EXERCISE GOAL: Each and every line below goes into your answer unchanged, but leave out the images.

INPUT RECORDS:
________________________________________

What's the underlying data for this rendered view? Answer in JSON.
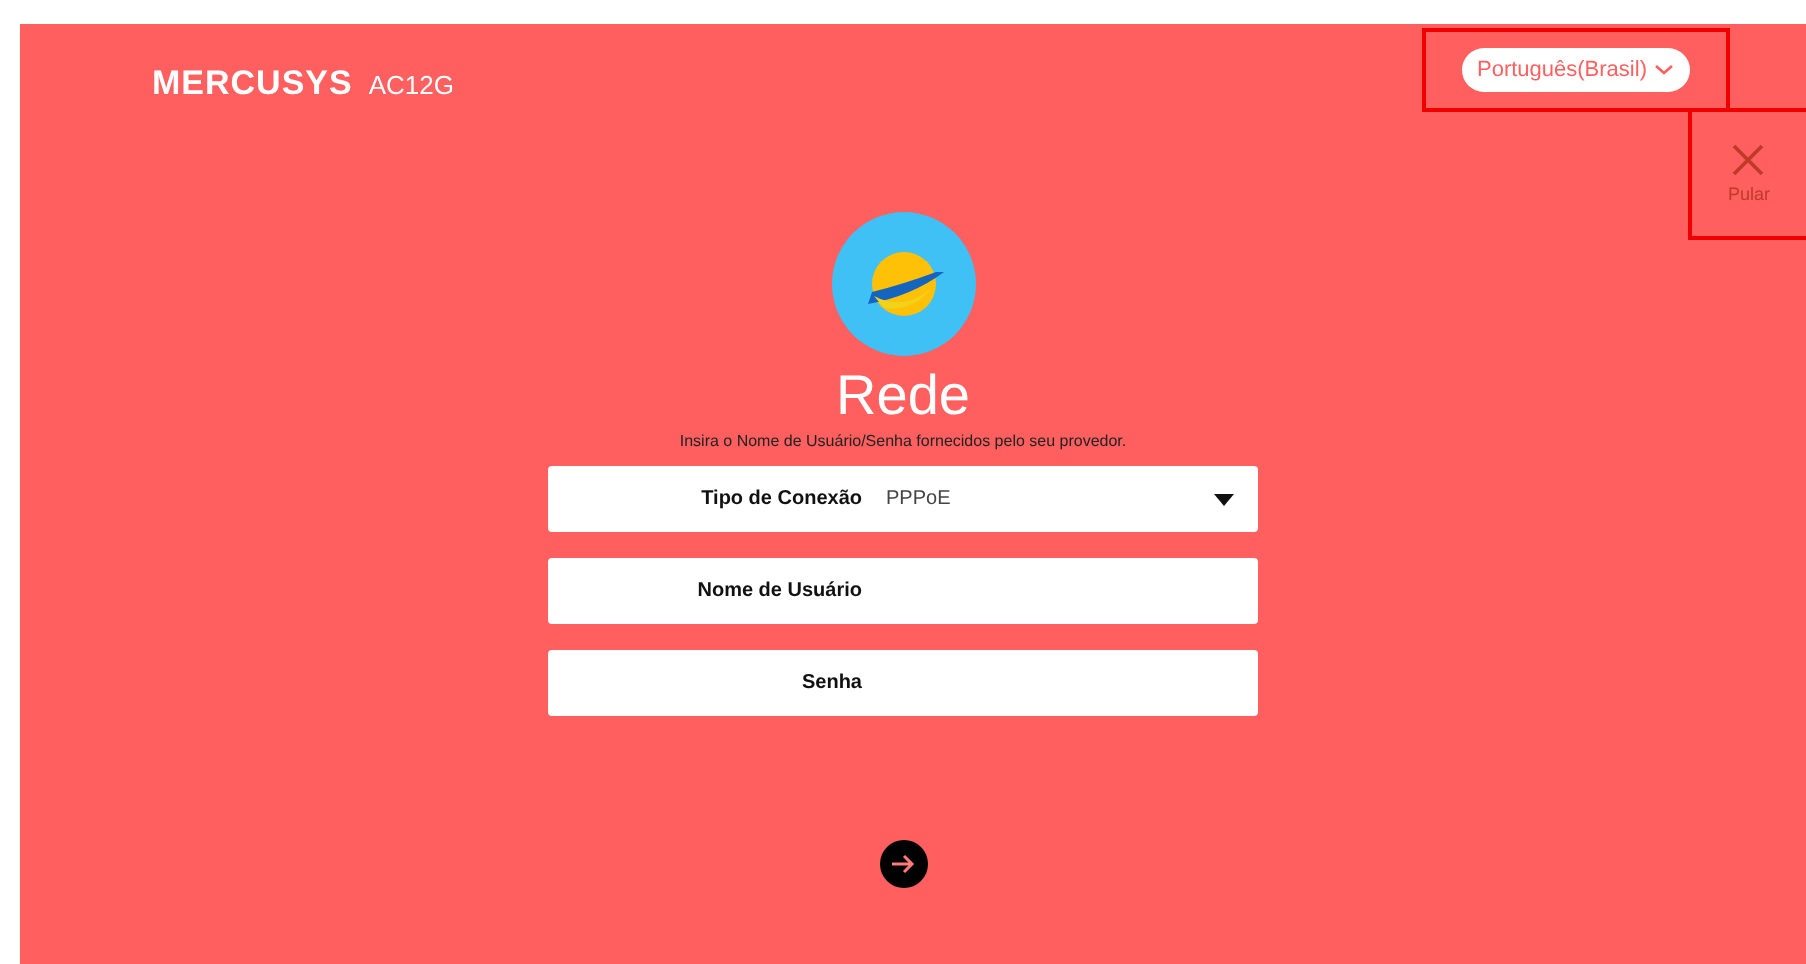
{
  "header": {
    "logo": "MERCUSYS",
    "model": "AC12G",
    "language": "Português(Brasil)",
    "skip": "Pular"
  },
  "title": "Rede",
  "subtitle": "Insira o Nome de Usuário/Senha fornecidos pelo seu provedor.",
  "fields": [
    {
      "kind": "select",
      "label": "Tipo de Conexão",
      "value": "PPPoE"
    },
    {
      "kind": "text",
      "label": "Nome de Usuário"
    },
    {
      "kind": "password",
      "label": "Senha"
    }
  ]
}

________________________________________

EXERCISE RESPONSE:
What's the underlying data for this rendered view? Answer in JSON.
{
  "header": {
    "logo": "MERCUSYS",
    "model": "AC12G",
    "language": "Português(Brasil)",
    "skip": "Pular"
  },
  "title": "Rede",
  "subtitle": "Insira o Nome de Usuário/Senha fornecidos pelo seu provedor.",
  "fields": [
    {
      "kind": "select",
      "label": "Tipo de Conexão",
      "value": "PPPoE"
    },
    {
      "kind": "text",
      "label": "Nome de Usuário"
    },
    {
      "kind": "password",
      "label": "Senha"
    }
  ]
}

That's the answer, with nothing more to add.